Block evasion by User:HarveyCarter.
The following discussion has been closed. Please do not modify it.

I'm not sure why this was removed so I reverted. (81.159.6.246 (talk) 02:06, 26 December 2017 (UTC))

I assume you are the same person who made this comment? No, painting Churchill as a war criminal is not the purpose of WP. This is WP:SOAP. My very best wishes (talk) 04:34, 26 December 2017 (UTC)
Churchill was a war criminal, the destruction of Dresden showed that. However his use of chemical weapons in Russia absolutely should be mentioned as it shows how extreme the Allied actions were during the civil war. (DonGibson (talk) 05:38, 26 December 2017 (UTC))
You'll need to document these allegations, backed up by scholarly sources; then we can discuss whether or not the article should discuss it, pursuant to WP:WEIGHT. As it stands, there's a single author who claims to have stumbled upon this information upon accessing a classified document.

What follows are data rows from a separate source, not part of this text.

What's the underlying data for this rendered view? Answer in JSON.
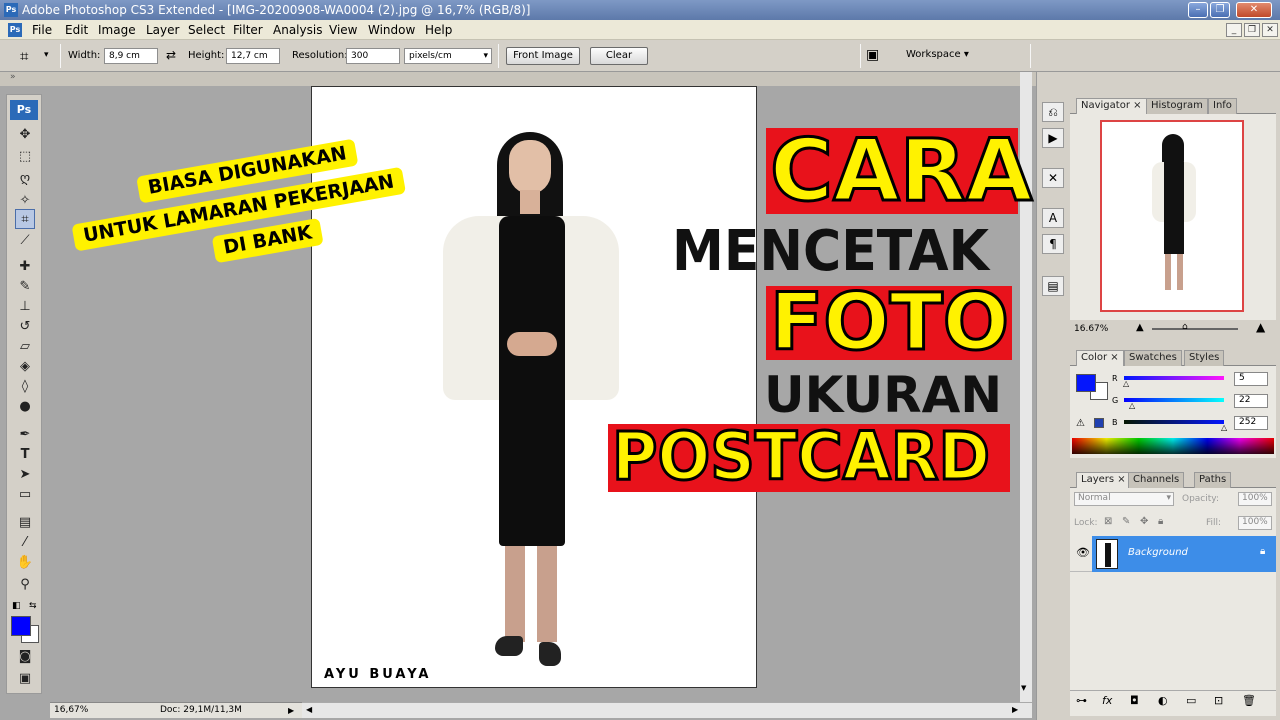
{
  "window": {
    "title": "Adobe Photoshop CS3 Extended - [IMG-20200908-WA0004 (2).jpg @ 16,7% (RGB/8)]",
    "app_icon": "Ps"
  },
  "menu": {
    "items": [
      "File",
      "Edit",
      "Image",
      "Layer",
      "Select",
      "Filter",
      "Analysis",
      "View",
      "Window",
      "Help"
    ]
  },
  "options": {
    "width_label": "Width:",
    "width_value": "8,9 cm",
    "height_label": "Height:",
    "height_value": "12,7 cm",
    "resolution_label": "Resolution:",
    "resolution_value": "300",
    "resolution_unit": "pixels/cm",
    "front_image": "Front Image",
    "clear": "Clear",
    "workspace": "Workspace"
  },
  "toolbox": {
    "logo": "Ps",
    "foreground_color": "#0000ff",
    "background_color": "#ffffff"
  },
  "document": {
    "watermark": "AYU BUAYA"
  },
  "status": {
    "zoom": "16,67%",
    "doc_size": "Doc: 29,1M/11,3M"
  },
  "navigator": {
    "tabs": [
      "Navigator",
      "Histogram",
      "Info"
    ],
    "zoom": "16.67%"
  },
  "color_panel": {
    "tabs": [
      "Color",
      "Swatches",
      "Styles"
    ],
    "channels": [
      {
        "label": "R",
        "value": "5"
      },
      {
        "label": "G",
        "value": "22"
      },
      {
        "label": "B",
        "value": "252"
      }
    ],
    "foreground": "#0516fc"
  },
  "layers_panel": {
    "tabs": [
      "Layers",
      "Channels",
      "Paths"
    ],
    "blend_mode": "Normal",
    "opacity_label": "Opacity:",
    "opacity_value": "100%",
    "lock_label": "Lock:",
    "fill_label": "Fill:",
    "fill_value": "100%",
    "layers": [
      {
        "name": "Background",
        "visible": true,
        "locked": true
      }
    ]
  },
  "overlay": {
    "yellow_note_line1": "BIASA DIGUNAKAN",
    "yellow_note_line2": "UNTUK LAMARAN PEKERJAAN",
    "yellow_note_line3": "DI BANK",
    "headline_1": "CARA",
    "headline_2": "MENCETAK",
    "headline_3": "FOTO",
    "headline_4": "UKURAN",
    "headline_5": "POSTCARD",
    "accent_yellow": "#fff200",
    "accent_red": "#e8121b"
  }
}
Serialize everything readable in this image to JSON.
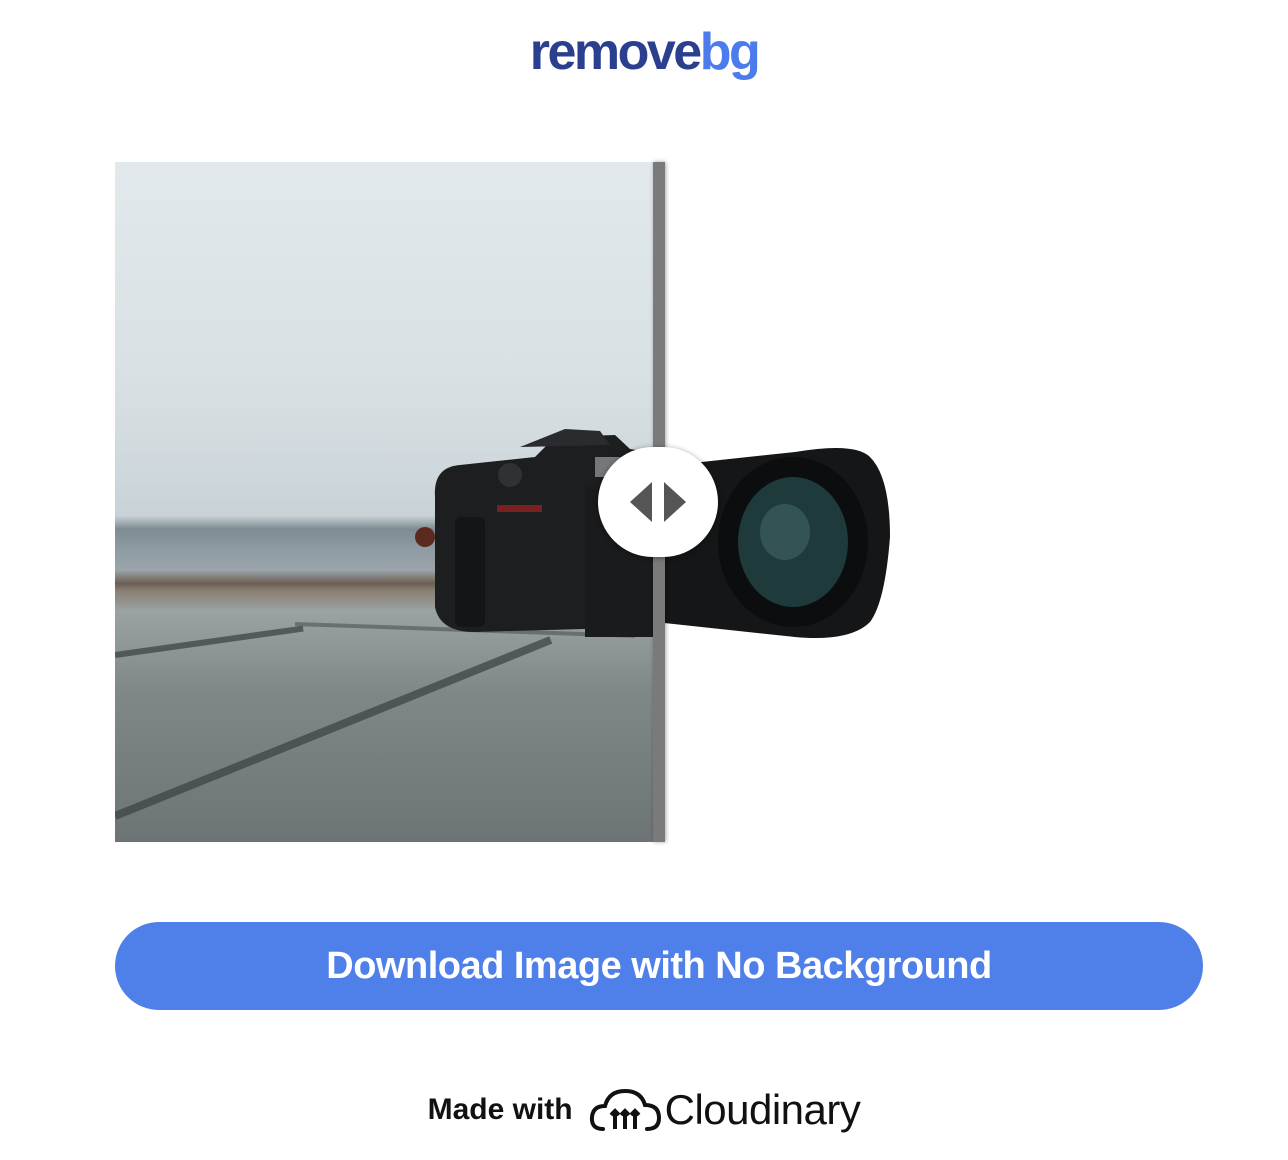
{
  "header": {
    "logo_part1": "remove",
    "logo_part2": "bg"
  },
  "comparison": {
    "slider_position": 0.5
  },
  "download_button": {
    "label": "Download Image with No Background"
  },
  "footer": {
    "made_with": "Made with",
    "brand": "Cloudinary",
    "brand_icon": "cloudinary-logo-icon"
  },
  "colors": {
    "logo_dark": "#2b3f8f",
    "logo_accent": "#4b7bec",
    "button": "#4f7fe9"
  }
}
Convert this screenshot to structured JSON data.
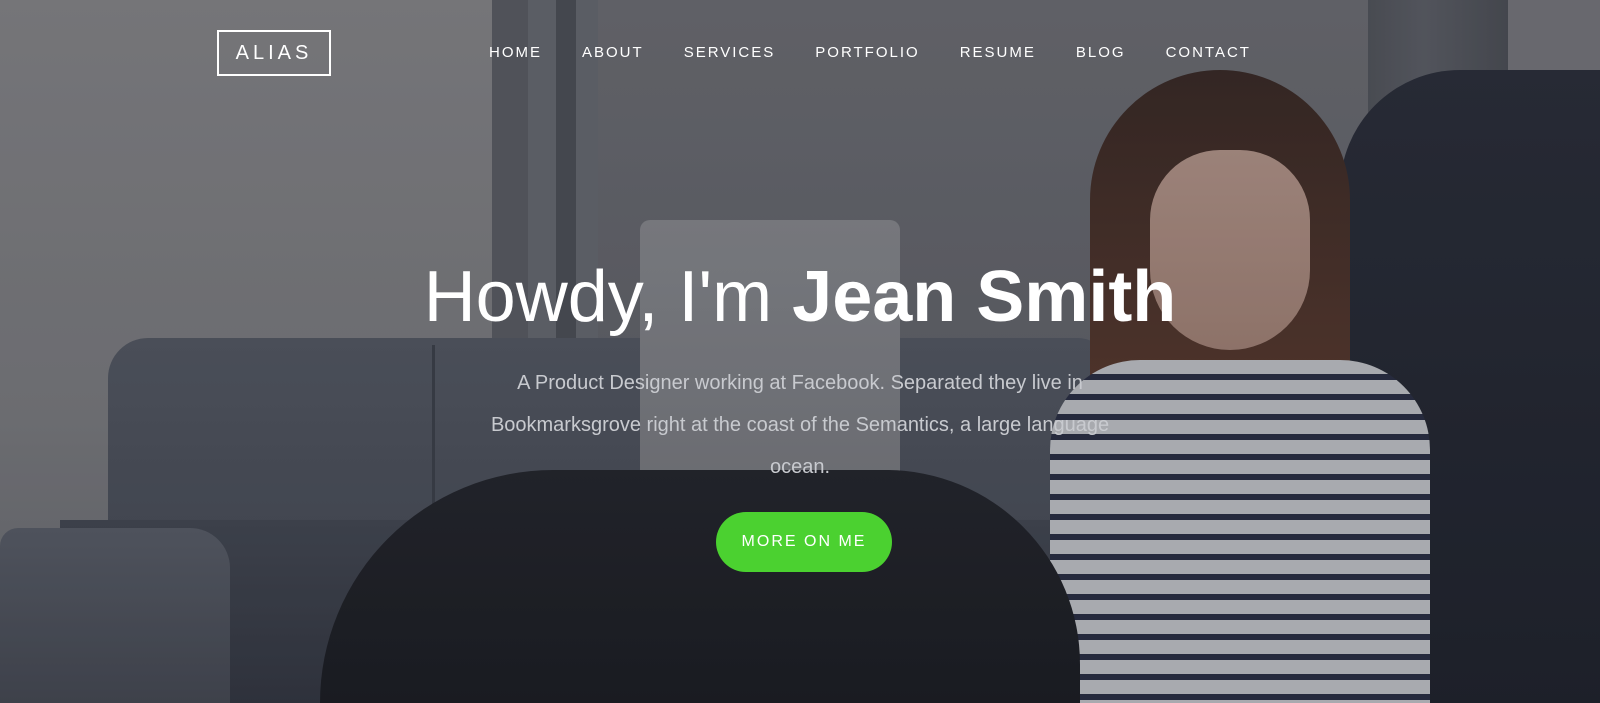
{
  "header": {
    "logo_text": "ALIAS",
    "nav": [
      {
        "label": "HOME"
      },
      {
        "label": "ABOUT"
      },
      {
        "label": "SERVICES"
      },
      {
        "label": "PORTFOLIO"
      },
      {
        "label": "RESUME"
      },
      {
        "label": "BLOG"
      },
      {
        "label": "CONTACT"
      }
    ]
  },
  "hero": {
    "greeting": "Howdy, I'm ",
    "name": "Jean Smith",
    "intro": "A Product Designer working at Facebook. Separated they live in Bookmarksgrove right at the coast of the Semantics, a large language ocean.",
    "cta_label": "MORE ON ME"
  },
  "colors": {
    "accent": "#4bd130",
    "text": "#ffffff",
    "muted_text": "#c8cacf"
  }
}
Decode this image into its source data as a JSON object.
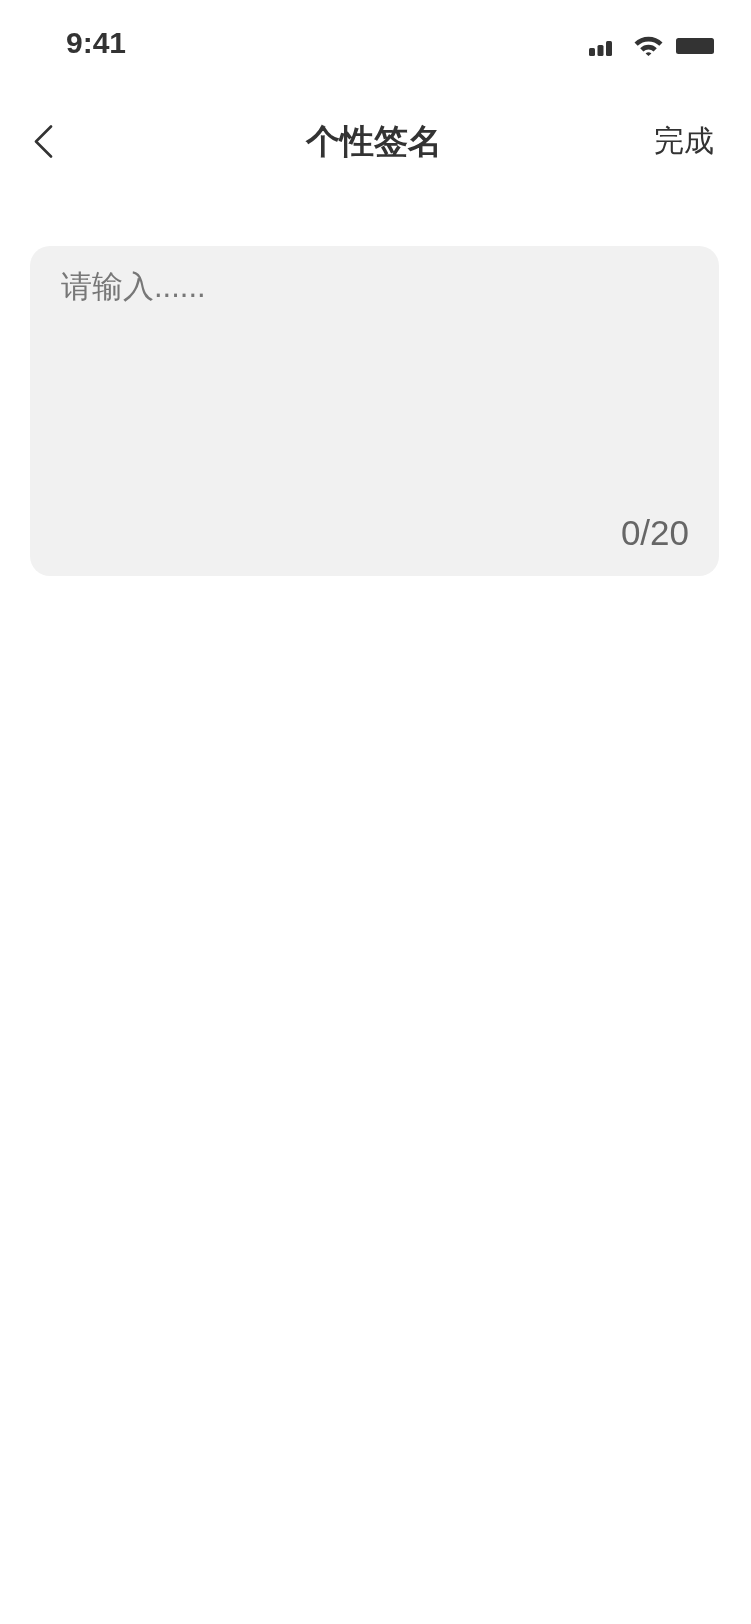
{
  "status_bar": {
    "time": "9:41"
  },
  "nav": {
    "title": "个性签名",
    "action": "完成"
  },
  "signature": {
    "placeholder": "请输入......",
    "counter": "0/20"
  }
}
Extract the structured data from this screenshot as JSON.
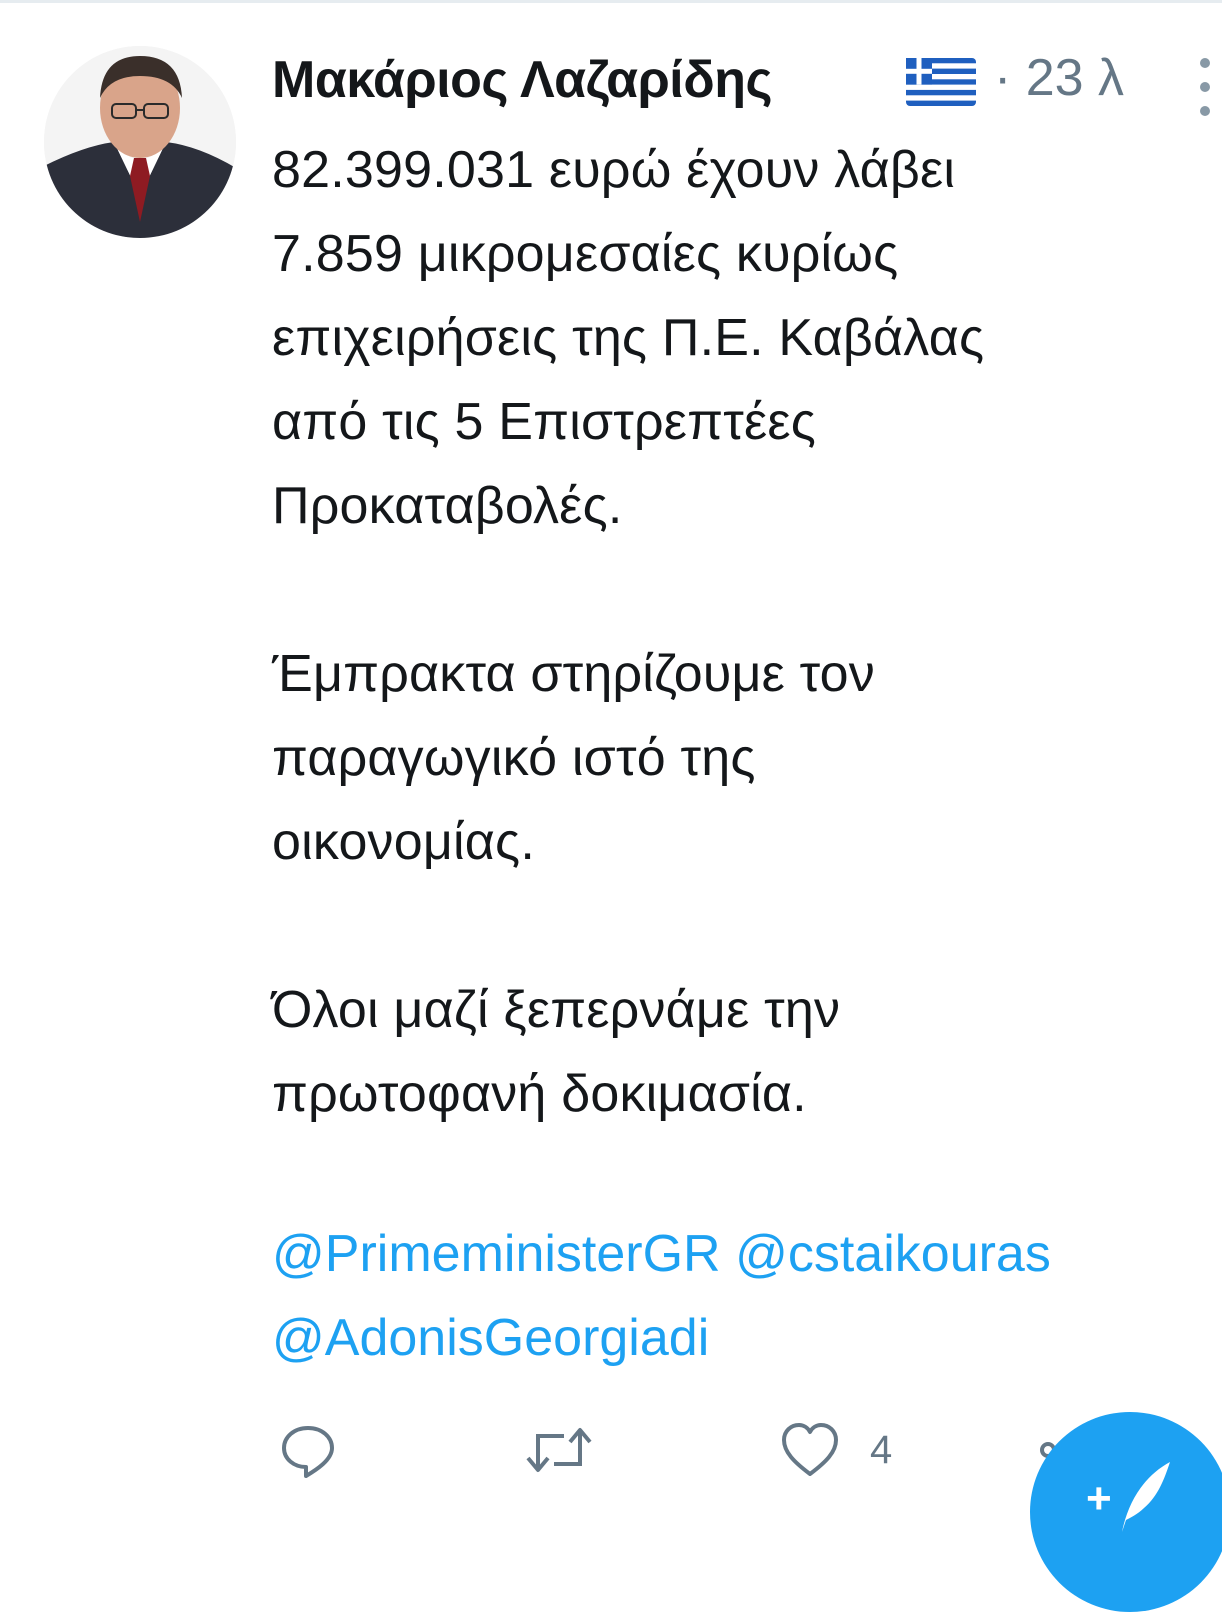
{
  "tweet": {
    "author_name": "Μακάριος Λαζαρίδης",
    "badge": "greek-flag-emoji",
    "time": "· 23 λ",
    "paragraphs": [
      [
        "82.399.031 ευρώ έχουν λάβει",
        "7.859 μικρομεσαίες κυρίως",
        "επιχειρήσεις της Π.Ε. Καβάλας",
        "από τις 5 Επιστρεπτέες",
        "Προκαταβολές."
      ],
      [
        "Έμπρακτα στηρίζουμε τον",
        "παραγωγικό ιστό της",
        "οικονομίας."
      ],
      [
        "Όλοι μαζί ξεπερνάμε την",
        "πρωτοφανή δοκιμασία."
      ]
    ],
    "mentions": [
      "@PrimeministerGR",
      "@cstaikouras",
      "@AdonisGeorgiadi"
    ],
    "like_count": "4"
  },
  "colors": {
    "text": "#14171a",
    "secondary": "#657786",
    "link": "#1da1f2",
    "fab": "#1da1f2"
  },
  "icons": [
    "avatar-photo",
    "greek-flag-icon",
    "more-options-icon",
    "reply-icon",
    "retweet-icon",
    "like-icon",
    "share-icon",
    "compose-tweet-icon"
  ]
}
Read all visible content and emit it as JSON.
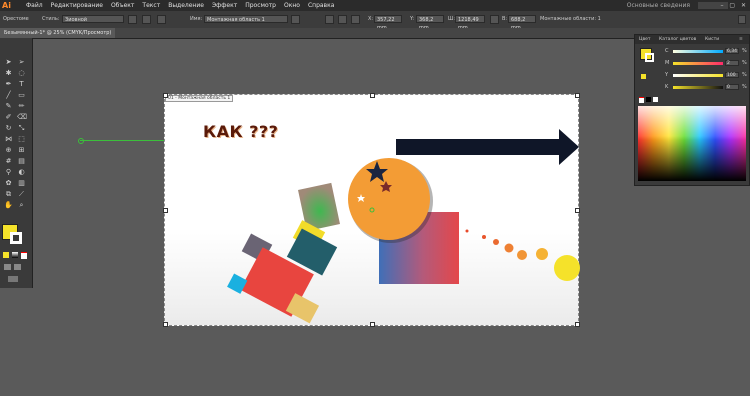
{
  "app": {
    "logo": "Ai"
  },
  "menu": [
    "Файл",
    "Редактирование",
    "Объект",
    "Текст",
    "Выделение",
    "Эффект",
    "Просмотр",
    "Окно",
    "Справка"
  ],
  "workspace": "Основные сведения",
  "control": {
    "object_type": "Орестоме",
    "style_label": "Стиль:",
    "style_value": "Зиовной",
    "name_label": "Имя:",
    "name_value": "Монтажная область 1",
    "x_label": "X:",
    "x_value": "357,22 mm",
    "y_label": "Y:",
    "y_value": "368,2 mm",
    "w_label": "Ш:",
    "w_value": "1218,49 mm",
    "h_label": "В:",
    "h_value": "688,2 mm",
    "artboards_label": "Монтажные области: 1"
  },
  "document_tab": "Безымянный-1* @ 25% (CMYK/Просмотр)",
  "artboard": {
    "label": "01 - Монтажная область 1",
    "headline": "КАК ???"
  },
  "colors": {
    "accent_orange": "#f39c35",
    "fill_yellow": "#f5e22a",
    "arrow_navy": "#0f1628",
    "guide_green": "#3bbf3b"
  },
  "color_panel": {
    "tabs": [
      "Цвет",
      "Каталог цветов",
      "Кисти"
    ],
    "channels": [
      {
        "label": "C",
        "value": "6,34"
      },
      {
        "label": "M",
        "value": "2"
      },
      {
        "label": "Y",
        "value": "100"
      },
      {
        "label": "K",
        "value": "0"
      }
    ],
    "percent": "%"
  },
  "icons": [
    "selection-tool",
    "direct-selection-tool",
    "magic-wand",
    "lasso",
    "pen",
    "type",
    "line",
    "rectangle",
    "paintbrush",
    "pencil",
    "eraser",
    "rotate",
    "scale",
    "width",
    "warp",
    "free-transform",
    "shape-builder",
    "perspective",
    "mesh",
    "gradient",
    "eyedropper",
    "blend",
    "symbol",
    "graph",
    "artboard",
    "slice",
    "hand",
    "zoom"
  ]
}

You would at the very least need to find sources in which respected, credentialed individuals affirm the likelihood that the claim has merit. Joefromrandb (talk) 18:54, 26 December 2017 (UTC)
Return to "Chemical warfare" page.